There was a news conference at Target Center late Wednesday morning in which David Kahn promised to summarize his second season in charge of the Timberwolves' on-court product.

Kahn offered a preamble and then answered questions for 40 minutes. When he was finished, the room full of reporters failed in our duty. We should have risen as one to give the man a standing ovation.

The Wolves were 10 1/2 hours from completing the worst two-season stretch in the history of a franchise with some impressively poor two-season stretches. And yet Kahn peered through the carnage and said:

"I think the feeling around the league -- putting aside the customer base, the fan base -- is that this is a team on the come."

That's a very interesting concept, when you consider that the Wolves started their existence by firing coach Bill Musselman for winning too much in the first two seasons. They then spent the next two seasons dedicated to attaining the best draft choices, posting records of 15-67 in 1991-92 and 19-63 in 1992-93.

The combined 34 victories proved too high of a mountain to climb for Kahn's troops -- 15-67 in 2009-10 and 17-65 after Wednesday night's 2010-11 finale.

Kahn was hired on May 22, 2009. Only Kevin Love remains from the group he inherited, unless you want to count Sebastian Telfair, who was here in April 2009, was traded, came back and now will be leaving again.

Asked about two years of constant change with personnel, Kahn said:

"We're done turning over. ... We no doubt have a lot of fine-tuning to do this summer, but I don't want to mistake fine-tuning with an overhaul. We're done with that. There are a lot of players on this roster that all of us really likes, and the community likes, and I think they are the kinds of players that will be here for many, many years to come."
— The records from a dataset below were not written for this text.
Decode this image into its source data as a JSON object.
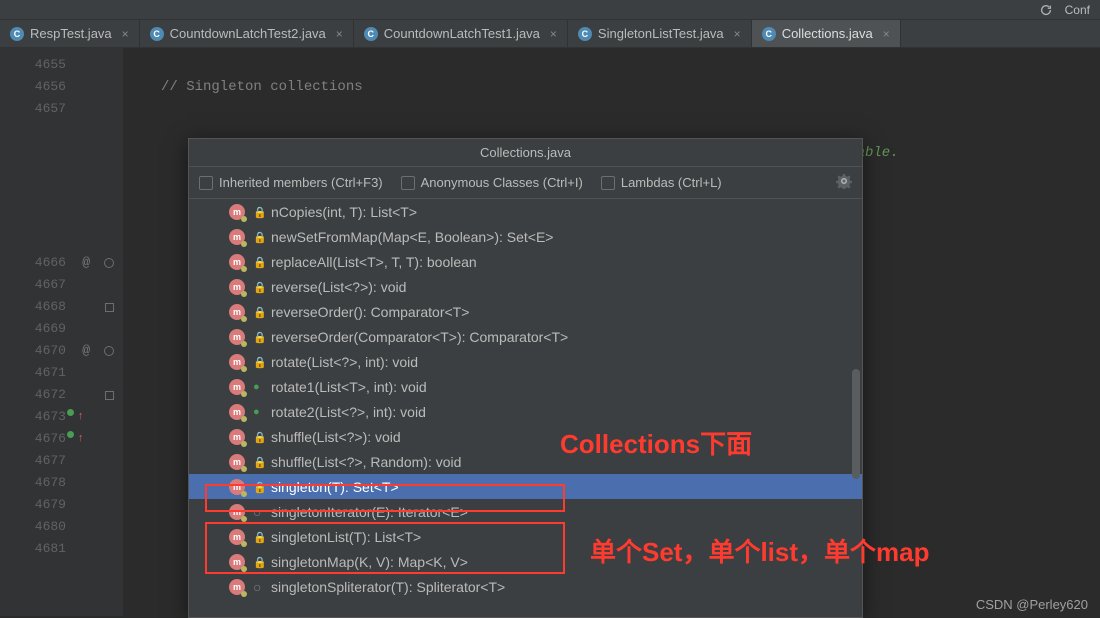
{
  "toolbar": {
    "conf_label": "Conf"
  },
  "tabs": [
    {
      "label": "RespTest.java"
    },
    {
      "label": "CountdownLatchTest2.java"
    },
    {
      "label": "CountdownLatchTest1.java"
    },
    {
      "label": "SingletonListTest.java"
    },
    {
      "label": "Collections.java"
    }
  ],
  "gutter_lines": [
    "4655",
    "4656",
    "4657",
    "",
    "",
    "",
    "",
    "",
    "",
    "4666",
    "4667",
    "4668",
    "4669",
    "4670",
    "4671",
    "4672",
    "4673",
    "4676",
    "4677",
    "4678",
    "4679",
    "4680",
    "4681"
  ],
  "at_lines": [
    "4666",
    "4670"
  ],
  "arrow_lines": [
    "4673",
    "4676"
  ],
  "code": {
    "comment": "// Singleton collections",
    "doc_tail": "alizable."
  },
  "popup": {
    "title": "Collections.java",
    "opt_inherited": "Inherited members (Ctrl+F3)",
    "opt_anon": "Anonymous Classes (Ctrl+I)",
    "opt_lambdas": "Lambdas (Ctrl+L)"
  },
  "methods": [
    {
      "access": "lock",
      "sig": "nCopies(int, T): List<T>"
    },
    {
      "access": "lock",
      "sig": "newSetFromMap(Map<E, Boolean>): Set<E>"
    },
    {
      "access": "lock",
      "sig": "replaceAll(List<T>, T, T): boolean"
    },
    {
      "access": "lock",
      "sig": "reverse(List<?>): void"
    },
    {
      "access": "lock",
      "sig": "reverseOrder(): Comparator<T>"
    },
    {
      "access": "lock",
      "sig": "reverseOrder(Comparator<T>): Comparator<T>"
    },
    {
      "access": "lock",
      "sig": "rotate(List<?>, int): void"
    },
    {
      "access": "open",
      "sig": "rotate1(List<T>, int): void"
    },
    {
      "access": "open",
      "sig": "rotate2(List<?>, int): void"
    },
    {
      "access": "lock",
      "sig": "shuffle(List<?>): void"
    },
    {
      "access": "lock",
      "sig": "shuffle(List<?>, Random): void"
    },
    {
      "access": "lock",
      "sig": "singleton(T): Set<T>",
      "selected": true
    },
    {
      "access": "abs",
      "sig": "singletonIterator(E): Iterator<E>"
    },
    {
      "access": "lock",
      "sig": "singletonList(T): List<T>"
    },
    {
      "access": "lock",
      "sig": "singletonMap(K, V): Map<K, V>"
    },
    {
      "access": "abs",
      "sig": "singletonSpliterator(T): Spliterator<T>"
    }
  ],
  "annotations": {
    "line1": "Collections下面",
    "line2": "单个Set，单个list，单个map"
  },
  "watermark": "CSDN @Perley620"
}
For some reason, Kahn's fine-tuning remarks got me thinking about my first car -- a 1954 Chevy that I bought from my Aunt Peggy for $100. The Chevy went through a few mishaps and yet the blue bomber kept working.

Finally came a day when it was fired up and a blade came off the fan. It sliced through the hood and went skyward as if it was a Vanguard 1 satellite.

And my reaction was: "Aunt Peggy's Chevy needs a significant tuneup."

Now, all these years later, David Kahn sees a product with dents and tears and missing pieces, and he says in many, many words: "We're not quite perfect yet; we could use a tuneup."

It was clear Wednesday that a major element of the tuneup will be the departure of coach Kurt Rambis. You don't run into this often: news conferences where a coach finds out that he's going to be fired without the words actually being spoken.

Kahn: "I certainly have some ideas, some thoughts and some notions. ... I also feel more determined than ever, this won't happen again. We cannot let this happen again. The status quo is not acceptable. It's just not."

Rambis: Strike one on the outside corner.

Kahn: "... I felt the team was improving dramatically individually. And then for whatever reason, tracing back to the week before the All-Star break and the week after, it just stopped. And I don't know why."

Rambis: Strike two on the inside corner.

Kahn: "... This is a very different team than a year ago, but this is two years in a row where, for whatever reason, the team didn't improve as the season wore on. I think you can make a fair argument that a young team probably should show even more team improvement as the season winds down than an older team."

Rambis: Strike three, right down the gut.

And yet after this litany of failings, Kahn came with a punch line worthy of Bill Maher's "New Rules" when he said:

"I don't think this should disturb any of the optimism and the good feelings that at least I have and I hope a lot of people here share, maybe not in this room but in the community, that this team is headed in the right direction."

Bravo, bravo.

Come on, Glen Taylor. Let's pony up immediately for a Kahn extension. The guy is a hoot.

Patrick Reusse can be heard noon-4 weekdays on 1500ESPN. •